**Task to carry out:** Output all of the entries exactly as written.

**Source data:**
++++

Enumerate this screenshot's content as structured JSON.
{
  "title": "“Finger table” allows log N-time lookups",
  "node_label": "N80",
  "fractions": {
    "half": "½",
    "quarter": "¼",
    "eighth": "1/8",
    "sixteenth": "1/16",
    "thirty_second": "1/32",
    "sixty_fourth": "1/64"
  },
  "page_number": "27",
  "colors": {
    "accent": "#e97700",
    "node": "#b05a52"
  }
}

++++

**Solution for this exercise:**
Enumerate this screenshot's content as structured JSON.
{
  "title": "“Finger table” allows log N-time lookups",
  "node_label": "N80",
  "fractions": {
    "half": "½",
    "quarter": "¼",
    "eighth": "1/8",
    "sixteenth": "1/16",
    "thirty_second": "1/32",
    "sixty_fourth": "1/64"
  },
  "page_number": "27",
  "colors": {
    "accent": "#e97700",
    "node": "#b05a52"
  }
}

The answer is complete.